This note began with Matt Mason, and so it seems fitting to end there as well. As he writes on p. 159 of The Pirate's Dilemma:
"This new democracy looks a lot like the model used by the music business in China. A total of 95 percent of all CDs sold there are pirate copies. This is because there are such tight restrictions on the legiti¬mate sale of foreign media, and also because in Chinese society, the idea of paying for downloading music is, by and large, considered ridiculous. Recorded music is effectively a public good, free at the point of consumption. Yet a large middle class of artists make a living there, primarily from live performances. As columnist Kevin Maney wrote for USA Today, “Chinese rock stars aren’t getting as wealthy as, say, Michael Jackson, but . . . why should they? Only a relatively few American rockers ever sell enough CDs to get fabulously rich. Should society care if rockers can’t afford to build their own backyard amusement parks?”I say no, but society should care if rockers can't stand up and demand recognition for rightful authorship, and if commercial exploiters can hide or camouflage the means by which they exact ROI from their investment. Free speech and sunshine are the cornerstones of a strong democracy. They lead to an informed citizenry, or at least to a cacophony of voices that vent the public boiler continuously enough to keep it from exploding (or if not, to give we-the-people sufficient warning signs to hopefully proactively, positively intervene before an explosion can take place). And while ideas and expression are freed from artificial constraints, popular creators can still commoditize themselves by selling access to their performances, appearances, participation in new projects, and commissioning of new works.

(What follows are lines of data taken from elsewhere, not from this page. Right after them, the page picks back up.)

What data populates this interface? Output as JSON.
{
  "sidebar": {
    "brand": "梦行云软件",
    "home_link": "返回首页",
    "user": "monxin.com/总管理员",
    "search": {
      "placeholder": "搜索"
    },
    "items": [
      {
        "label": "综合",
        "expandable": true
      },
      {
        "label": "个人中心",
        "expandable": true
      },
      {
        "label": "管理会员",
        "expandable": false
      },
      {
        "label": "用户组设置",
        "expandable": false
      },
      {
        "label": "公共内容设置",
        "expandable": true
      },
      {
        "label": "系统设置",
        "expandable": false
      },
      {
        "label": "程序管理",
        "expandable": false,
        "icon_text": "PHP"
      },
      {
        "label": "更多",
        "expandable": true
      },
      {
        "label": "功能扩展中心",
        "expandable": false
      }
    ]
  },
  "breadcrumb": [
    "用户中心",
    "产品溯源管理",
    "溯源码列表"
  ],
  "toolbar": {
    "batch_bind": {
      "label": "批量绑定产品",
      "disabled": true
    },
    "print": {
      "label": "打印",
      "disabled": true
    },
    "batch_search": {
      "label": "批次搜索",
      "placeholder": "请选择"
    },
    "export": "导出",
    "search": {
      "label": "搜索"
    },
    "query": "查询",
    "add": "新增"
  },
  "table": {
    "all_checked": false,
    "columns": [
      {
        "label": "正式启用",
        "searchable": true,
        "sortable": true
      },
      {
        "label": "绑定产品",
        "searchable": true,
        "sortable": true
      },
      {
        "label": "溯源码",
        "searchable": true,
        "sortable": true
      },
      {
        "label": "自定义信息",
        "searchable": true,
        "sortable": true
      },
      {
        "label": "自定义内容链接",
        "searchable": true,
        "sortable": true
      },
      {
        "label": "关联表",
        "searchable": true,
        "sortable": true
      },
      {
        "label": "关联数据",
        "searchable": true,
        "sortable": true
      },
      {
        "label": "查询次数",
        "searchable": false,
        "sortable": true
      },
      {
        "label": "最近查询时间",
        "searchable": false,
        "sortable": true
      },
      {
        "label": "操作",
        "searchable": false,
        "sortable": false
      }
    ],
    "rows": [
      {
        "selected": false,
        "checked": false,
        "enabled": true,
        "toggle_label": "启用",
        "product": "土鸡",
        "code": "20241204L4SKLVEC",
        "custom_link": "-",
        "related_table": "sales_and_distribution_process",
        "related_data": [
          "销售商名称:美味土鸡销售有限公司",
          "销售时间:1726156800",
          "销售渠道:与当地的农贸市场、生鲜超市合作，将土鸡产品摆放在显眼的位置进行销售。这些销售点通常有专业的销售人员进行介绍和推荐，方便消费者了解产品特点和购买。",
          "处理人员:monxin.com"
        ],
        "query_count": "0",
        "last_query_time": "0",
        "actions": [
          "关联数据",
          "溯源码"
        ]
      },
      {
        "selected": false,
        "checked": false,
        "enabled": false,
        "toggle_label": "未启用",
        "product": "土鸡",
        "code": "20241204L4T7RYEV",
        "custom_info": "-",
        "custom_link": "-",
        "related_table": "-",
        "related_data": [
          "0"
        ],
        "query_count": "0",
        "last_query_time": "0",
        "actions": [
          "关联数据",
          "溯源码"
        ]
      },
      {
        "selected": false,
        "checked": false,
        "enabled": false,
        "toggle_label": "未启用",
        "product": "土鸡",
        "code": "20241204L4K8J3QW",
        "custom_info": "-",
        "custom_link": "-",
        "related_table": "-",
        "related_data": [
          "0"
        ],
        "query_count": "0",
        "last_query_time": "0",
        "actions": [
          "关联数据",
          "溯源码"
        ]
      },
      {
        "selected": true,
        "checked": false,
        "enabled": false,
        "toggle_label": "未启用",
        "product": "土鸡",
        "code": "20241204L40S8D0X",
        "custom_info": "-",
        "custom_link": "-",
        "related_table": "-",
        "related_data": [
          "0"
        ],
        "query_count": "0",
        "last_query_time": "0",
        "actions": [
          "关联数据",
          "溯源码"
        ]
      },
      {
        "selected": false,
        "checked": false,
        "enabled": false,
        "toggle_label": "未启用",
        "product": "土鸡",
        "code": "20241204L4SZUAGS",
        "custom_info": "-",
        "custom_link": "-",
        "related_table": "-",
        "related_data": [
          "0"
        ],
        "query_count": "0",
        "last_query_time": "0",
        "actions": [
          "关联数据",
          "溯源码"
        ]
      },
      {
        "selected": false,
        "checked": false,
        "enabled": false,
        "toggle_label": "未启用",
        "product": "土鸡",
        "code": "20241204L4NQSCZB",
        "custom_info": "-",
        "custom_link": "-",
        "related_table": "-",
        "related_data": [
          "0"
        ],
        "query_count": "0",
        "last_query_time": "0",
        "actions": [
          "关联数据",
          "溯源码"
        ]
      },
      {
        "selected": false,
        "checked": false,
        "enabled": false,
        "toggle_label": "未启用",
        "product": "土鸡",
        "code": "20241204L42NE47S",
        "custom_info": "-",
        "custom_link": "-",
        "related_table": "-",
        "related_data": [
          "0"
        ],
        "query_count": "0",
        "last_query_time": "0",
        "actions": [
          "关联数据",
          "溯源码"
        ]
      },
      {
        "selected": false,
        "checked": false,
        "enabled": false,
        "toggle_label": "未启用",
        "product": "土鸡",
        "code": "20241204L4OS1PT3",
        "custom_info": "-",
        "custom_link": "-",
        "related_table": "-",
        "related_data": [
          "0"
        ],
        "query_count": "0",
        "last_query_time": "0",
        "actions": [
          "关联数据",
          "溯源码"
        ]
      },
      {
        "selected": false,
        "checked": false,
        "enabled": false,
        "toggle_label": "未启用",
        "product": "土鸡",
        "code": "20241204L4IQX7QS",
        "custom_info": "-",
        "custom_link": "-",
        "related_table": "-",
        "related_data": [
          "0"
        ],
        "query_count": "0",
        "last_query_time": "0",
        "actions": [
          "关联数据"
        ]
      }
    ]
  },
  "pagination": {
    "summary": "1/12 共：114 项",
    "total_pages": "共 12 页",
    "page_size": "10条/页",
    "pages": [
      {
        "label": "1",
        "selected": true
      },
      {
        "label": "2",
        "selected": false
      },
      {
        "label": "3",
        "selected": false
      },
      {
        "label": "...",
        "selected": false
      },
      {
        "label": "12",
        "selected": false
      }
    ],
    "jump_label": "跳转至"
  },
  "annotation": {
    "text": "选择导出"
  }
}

The digital revolution invalidates the traditional copyright paradigm, but presents a tremendous opportunity for social progress. Embracing change rather than fighting it is the best (or at worst, least disruptive) way to move forward. We must therefore retool the law to accommodate works whose circulation and evolution cannot practically be controlled and which it is legal folly to persist in trying to prevent.
Talk amongst yourselves.